<ul><li>Ends (objectives) </li></ul><ul><li>Develop a better understanding of the environment </li></ul><ul><li>To assist the command in providing better, more agile, and credible public information about the AOR </li></ul><ul><li>Enhanced unity of effort </li></ul>Strategy Ends, Ways, Means

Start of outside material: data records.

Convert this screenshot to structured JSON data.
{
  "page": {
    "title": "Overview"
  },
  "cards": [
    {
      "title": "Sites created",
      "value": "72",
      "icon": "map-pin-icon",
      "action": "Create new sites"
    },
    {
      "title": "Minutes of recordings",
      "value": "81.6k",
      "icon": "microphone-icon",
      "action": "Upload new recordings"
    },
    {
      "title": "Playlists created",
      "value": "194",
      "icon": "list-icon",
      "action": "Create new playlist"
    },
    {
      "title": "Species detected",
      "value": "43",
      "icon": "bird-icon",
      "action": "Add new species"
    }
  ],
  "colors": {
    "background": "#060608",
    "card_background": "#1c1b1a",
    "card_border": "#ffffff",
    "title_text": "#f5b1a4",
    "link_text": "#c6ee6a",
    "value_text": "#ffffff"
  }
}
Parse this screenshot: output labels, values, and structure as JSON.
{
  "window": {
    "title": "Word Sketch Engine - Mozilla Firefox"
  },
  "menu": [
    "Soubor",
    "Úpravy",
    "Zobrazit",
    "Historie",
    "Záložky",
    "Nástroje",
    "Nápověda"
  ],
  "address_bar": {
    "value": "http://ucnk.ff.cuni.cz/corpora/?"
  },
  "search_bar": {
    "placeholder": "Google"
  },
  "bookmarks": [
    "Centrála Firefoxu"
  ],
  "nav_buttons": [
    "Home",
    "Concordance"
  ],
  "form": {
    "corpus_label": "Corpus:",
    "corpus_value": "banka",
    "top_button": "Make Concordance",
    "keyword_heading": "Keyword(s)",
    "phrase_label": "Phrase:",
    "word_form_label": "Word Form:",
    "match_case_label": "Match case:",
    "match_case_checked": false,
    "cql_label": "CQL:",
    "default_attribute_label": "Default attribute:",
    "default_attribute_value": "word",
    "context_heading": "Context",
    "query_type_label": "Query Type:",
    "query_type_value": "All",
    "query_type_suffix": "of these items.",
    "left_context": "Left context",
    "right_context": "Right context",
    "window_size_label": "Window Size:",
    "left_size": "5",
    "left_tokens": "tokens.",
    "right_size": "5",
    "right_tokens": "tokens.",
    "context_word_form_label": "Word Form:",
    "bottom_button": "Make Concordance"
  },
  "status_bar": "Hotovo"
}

<ul><li>Ways (how one organizes or applies the resources) </li></ul><ul><li>To enable social media to achieve the commander’s desired ends is the concept that the social media use must be in the form of a Commander’s Social Media Program </li></ul><ul><li>Organize Social Media Program for success </li></ul><ul><li>Practice Social Media Monitoring </li></ul><ul><li>Implement strategy that balances security and sharing </li></ul><ul><li>Enact policies that allow social media to be agile </li></ul><ul><li>Outreach tool to enhance unity of effort </li></ul>Strategy Ends, Ways, Means
<ul><li>Means (resources available to pursue objectives) </li></ul><ul><li>Skilled information operators, public affairs specialists, intelligence collectors and analysts </li></ul><ul><ul><li>Language skills </li></ul></ul><ul><ul><li>Strategic insights </li></ul></ul><ul><ul><li>Understanding of social media </li></ul></ul>Strategy Ends, Ways, Means
-Army.mil -DVIDs -AKO -innovative platforms More helpful tools
-Commanders and planners must take this environment into consideration when conducting IPB and mission analysis. -must develop tactical agility to stay ahead of increasingly quick information flow -devise strategy at every level to take advantage of opportunities -take measures to mitigate negative aspects Take Aways
So now what? Cultural change to use tools available